Aphasia is an incredibly frustrating communication disorder for stroke survivors.  It can affect your independence by limiting how much you can express your thoughts and needs. Whether your aphasia is mild or severe, Lifespan Therapy can help you find a way to effectively communicate your wants/needs with family, peers and healthcare professionals.

Social communication disorders occur when an individual has difficulty with the social use of verbal and nonverbal communication. These disorders may include problems communicating for social purposes (e.g., greeting, asking questions), talking in different ways depending on the listener(s) and setting, and following rules for conversation and story-telling. All individuals on the autism spectrum disorder (ASD) have some level of social communication problems. Social communication disorders are also found in individuals with other conditions, such as a traumatic brain injury.

Treatment for aphasia can be restorative (i.e., aimed at improving or restoring impaired function) and/or compensatory (i.e., aimed at compensating for deficits not amenable to retraining).  The treatment approach can be a mix of the following or other methods recognized by ASHA set forth by the evaluating/treating SLP:

  • Constraint-Induced Language Therapy (CILT)

       CILT is an intensive treatment approach focused on increasing spoken language output while discouraging (constraining) the use of compensatory communication strategies (e.g., gesturing and writing).

  • Melodic Intonation Therapy (MIT)

       MIT uses the musical elements of speech (i.e., melody, rhythm, and stress) to improve expressive language. This approach capitalizes on intact functioning (singing) while engaging areas of the undamaged right hemisphere that are still capable of language.

  • Multimodal Treatment

       Treatment approaches that focus on using effective and efficient communication strategies via nonverbal and alternative means include the following:

  1. Augmentative and Alternative Communication (AAC) —a treatment that involves supplementing or replacing natural communication modalities (e.g., natural spoken language) with aided (e.g., picture communication symbols, line drawings, Blissymbols, and tangible objects) and/or unaided (e.g., manual signs, gestures, and fingerspelling) symbols.

  2. Promoting Aphasics' Communication Effectiveness (PACE)—a treatment designed to improve conversational skills.

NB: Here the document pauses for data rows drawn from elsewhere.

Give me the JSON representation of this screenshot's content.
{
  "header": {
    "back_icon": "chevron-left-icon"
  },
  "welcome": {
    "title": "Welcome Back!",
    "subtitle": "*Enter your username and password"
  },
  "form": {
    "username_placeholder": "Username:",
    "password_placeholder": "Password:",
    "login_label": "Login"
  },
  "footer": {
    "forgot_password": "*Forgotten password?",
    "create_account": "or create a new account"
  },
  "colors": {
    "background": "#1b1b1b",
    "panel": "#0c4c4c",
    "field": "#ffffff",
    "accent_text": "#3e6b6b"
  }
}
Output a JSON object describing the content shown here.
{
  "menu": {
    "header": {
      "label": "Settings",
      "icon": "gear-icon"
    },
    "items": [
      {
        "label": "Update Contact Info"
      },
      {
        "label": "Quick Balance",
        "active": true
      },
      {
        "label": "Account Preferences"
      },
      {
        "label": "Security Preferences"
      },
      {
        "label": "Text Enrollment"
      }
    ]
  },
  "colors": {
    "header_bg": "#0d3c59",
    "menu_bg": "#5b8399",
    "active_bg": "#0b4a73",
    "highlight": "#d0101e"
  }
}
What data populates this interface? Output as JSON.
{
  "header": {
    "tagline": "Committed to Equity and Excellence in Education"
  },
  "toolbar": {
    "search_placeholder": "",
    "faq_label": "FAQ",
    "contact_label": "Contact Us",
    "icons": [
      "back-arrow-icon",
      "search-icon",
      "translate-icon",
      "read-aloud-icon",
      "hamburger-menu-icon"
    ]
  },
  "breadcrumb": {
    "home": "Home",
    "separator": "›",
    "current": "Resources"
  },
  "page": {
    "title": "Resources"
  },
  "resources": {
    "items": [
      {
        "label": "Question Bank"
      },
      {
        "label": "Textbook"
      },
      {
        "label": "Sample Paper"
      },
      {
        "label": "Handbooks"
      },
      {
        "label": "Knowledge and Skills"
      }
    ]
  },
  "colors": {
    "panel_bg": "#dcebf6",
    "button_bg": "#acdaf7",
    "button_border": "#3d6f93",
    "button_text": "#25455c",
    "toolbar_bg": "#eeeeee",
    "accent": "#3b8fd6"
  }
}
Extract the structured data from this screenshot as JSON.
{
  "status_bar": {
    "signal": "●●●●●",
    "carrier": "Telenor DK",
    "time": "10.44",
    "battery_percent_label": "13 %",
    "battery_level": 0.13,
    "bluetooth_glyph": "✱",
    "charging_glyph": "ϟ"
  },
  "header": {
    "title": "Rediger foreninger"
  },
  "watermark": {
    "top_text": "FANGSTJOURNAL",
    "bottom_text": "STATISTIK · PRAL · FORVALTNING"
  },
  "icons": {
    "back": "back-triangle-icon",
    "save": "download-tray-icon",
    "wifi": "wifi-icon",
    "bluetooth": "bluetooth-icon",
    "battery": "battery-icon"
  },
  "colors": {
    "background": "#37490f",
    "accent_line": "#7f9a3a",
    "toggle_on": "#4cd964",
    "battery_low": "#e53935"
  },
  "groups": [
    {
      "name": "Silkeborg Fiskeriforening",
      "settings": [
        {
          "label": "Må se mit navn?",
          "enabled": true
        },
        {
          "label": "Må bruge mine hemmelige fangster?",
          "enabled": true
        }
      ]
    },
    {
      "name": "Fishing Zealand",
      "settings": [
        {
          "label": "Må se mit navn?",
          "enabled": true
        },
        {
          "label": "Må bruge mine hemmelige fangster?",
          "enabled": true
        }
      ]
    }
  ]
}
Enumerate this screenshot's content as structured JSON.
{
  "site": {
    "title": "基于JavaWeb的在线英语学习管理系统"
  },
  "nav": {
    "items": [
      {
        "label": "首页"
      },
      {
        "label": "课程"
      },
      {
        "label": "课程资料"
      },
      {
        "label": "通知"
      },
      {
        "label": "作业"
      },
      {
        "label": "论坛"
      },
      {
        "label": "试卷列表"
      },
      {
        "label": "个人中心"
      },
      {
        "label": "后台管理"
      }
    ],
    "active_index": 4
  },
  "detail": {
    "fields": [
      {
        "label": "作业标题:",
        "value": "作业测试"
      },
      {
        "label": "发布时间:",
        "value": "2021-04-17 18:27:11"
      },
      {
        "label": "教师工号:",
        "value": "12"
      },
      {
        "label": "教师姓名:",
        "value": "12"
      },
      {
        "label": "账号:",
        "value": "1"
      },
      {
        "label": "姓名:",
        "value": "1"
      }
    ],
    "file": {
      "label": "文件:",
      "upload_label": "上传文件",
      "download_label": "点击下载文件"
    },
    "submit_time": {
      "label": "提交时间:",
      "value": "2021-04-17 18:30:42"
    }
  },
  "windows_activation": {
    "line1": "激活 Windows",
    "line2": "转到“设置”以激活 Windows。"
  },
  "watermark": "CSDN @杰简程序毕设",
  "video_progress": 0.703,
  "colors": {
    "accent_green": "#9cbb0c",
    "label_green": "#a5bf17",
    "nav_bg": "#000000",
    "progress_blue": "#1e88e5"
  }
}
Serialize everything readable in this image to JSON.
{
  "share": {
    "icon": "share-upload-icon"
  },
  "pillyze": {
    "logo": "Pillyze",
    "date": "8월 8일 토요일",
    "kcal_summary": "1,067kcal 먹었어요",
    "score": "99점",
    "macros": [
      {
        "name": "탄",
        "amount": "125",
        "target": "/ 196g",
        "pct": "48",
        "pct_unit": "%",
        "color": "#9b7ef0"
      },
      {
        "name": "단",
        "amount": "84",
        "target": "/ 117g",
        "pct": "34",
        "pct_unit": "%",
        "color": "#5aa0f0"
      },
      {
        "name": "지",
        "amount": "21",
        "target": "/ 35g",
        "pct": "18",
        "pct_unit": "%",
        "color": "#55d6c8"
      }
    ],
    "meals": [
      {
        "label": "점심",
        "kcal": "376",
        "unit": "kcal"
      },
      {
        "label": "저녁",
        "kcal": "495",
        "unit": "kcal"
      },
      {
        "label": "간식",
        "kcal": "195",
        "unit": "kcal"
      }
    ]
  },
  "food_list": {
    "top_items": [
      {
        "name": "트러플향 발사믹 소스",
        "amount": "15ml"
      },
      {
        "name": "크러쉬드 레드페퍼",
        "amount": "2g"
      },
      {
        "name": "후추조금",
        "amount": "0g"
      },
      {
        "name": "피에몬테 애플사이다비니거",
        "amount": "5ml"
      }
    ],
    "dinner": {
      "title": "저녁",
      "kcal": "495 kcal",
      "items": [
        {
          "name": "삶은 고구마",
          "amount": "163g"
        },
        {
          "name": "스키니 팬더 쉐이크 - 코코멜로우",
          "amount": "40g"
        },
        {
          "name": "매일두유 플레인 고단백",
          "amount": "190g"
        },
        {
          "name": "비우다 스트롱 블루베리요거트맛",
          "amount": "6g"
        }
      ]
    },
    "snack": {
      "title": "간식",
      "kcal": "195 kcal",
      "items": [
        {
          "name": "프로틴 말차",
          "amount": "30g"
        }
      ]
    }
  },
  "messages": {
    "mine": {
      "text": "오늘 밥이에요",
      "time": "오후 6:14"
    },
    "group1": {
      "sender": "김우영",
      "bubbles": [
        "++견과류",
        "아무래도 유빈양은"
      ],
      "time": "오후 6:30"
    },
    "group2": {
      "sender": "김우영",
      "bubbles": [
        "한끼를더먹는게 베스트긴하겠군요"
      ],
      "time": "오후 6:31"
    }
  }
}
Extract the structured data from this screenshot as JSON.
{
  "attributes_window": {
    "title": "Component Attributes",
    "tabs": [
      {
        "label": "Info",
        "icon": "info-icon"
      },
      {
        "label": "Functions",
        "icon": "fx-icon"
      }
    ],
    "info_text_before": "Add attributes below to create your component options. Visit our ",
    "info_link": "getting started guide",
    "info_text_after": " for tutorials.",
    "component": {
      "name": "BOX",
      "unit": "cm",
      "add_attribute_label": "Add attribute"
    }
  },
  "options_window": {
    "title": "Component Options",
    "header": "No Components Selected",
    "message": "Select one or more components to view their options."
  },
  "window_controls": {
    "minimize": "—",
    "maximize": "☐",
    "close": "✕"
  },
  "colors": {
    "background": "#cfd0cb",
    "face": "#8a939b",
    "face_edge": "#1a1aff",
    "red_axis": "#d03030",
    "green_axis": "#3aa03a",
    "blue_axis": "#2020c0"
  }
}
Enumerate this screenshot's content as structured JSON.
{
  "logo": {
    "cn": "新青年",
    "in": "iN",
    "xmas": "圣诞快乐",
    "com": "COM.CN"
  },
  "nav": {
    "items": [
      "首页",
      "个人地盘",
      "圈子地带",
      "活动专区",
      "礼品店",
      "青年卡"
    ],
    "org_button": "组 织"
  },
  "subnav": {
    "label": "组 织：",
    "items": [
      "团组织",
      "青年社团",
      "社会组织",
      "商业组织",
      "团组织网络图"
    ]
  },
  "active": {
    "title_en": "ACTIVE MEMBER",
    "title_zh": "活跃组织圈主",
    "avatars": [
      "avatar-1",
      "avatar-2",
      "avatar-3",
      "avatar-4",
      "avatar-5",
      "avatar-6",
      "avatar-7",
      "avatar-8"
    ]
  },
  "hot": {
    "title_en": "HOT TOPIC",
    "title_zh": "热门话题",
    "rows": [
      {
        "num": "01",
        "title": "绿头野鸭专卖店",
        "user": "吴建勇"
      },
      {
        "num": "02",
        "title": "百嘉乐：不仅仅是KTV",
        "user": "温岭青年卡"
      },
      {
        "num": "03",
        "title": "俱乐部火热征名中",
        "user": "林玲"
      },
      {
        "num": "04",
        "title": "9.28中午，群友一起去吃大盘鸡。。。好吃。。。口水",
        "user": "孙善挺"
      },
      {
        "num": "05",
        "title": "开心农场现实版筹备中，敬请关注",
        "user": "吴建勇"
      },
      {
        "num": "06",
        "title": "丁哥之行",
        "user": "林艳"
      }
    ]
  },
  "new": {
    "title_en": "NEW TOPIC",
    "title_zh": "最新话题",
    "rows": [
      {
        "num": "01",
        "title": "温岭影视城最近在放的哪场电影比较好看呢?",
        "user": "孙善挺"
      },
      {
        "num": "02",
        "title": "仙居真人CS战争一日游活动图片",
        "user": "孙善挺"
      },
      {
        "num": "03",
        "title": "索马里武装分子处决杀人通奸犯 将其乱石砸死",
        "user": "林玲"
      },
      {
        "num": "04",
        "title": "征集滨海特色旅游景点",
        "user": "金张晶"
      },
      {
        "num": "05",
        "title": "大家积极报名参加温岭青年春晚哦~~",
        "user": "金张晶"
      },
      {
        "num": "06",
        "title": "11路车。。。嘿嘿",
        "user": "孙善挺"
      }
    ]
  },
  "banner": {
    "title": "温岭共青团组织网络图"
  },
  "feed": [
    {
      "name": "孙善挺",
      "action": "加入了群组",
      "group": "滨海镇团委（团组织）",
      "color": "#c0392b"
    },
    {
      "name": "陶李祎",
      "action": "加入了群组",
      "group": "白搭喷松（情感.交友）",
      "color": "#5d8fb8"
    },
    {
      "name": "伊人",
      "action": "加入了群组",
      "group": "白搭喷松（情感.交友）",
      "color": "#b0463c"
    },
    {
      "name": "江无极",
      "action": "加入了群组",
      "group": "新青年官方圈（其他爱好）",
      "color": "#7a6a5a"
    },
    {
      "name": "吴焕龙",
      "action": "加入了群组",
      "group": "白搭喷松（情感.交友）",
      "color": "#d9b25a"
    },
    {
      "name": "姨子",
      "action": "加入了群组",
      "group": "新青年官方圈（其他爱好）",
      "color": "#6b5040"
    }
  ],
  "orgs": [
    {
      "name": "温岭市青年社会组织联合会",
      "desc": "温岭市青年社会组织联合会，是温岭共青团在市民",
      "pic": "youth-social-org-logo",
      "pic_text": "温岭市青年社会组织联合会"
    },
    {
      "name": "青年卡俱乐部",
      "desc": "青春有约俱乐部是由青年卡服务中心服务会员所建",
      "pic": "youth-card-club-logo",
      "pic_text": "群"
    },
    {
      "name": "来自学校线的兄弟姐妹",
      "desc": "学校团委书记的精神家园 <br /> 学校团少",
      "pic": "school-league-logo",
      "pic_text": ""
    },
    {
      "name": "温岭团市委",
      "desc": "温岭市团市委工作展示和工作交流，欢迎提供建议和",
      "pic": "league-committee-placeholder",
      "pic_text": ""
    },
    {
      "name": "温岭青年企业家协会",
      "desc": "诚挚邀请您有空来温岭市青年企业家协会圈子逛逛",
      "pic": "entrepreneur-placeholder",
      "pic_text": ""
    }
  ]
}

The individual with aphasia and the clinician take turns as the message sender or receiver.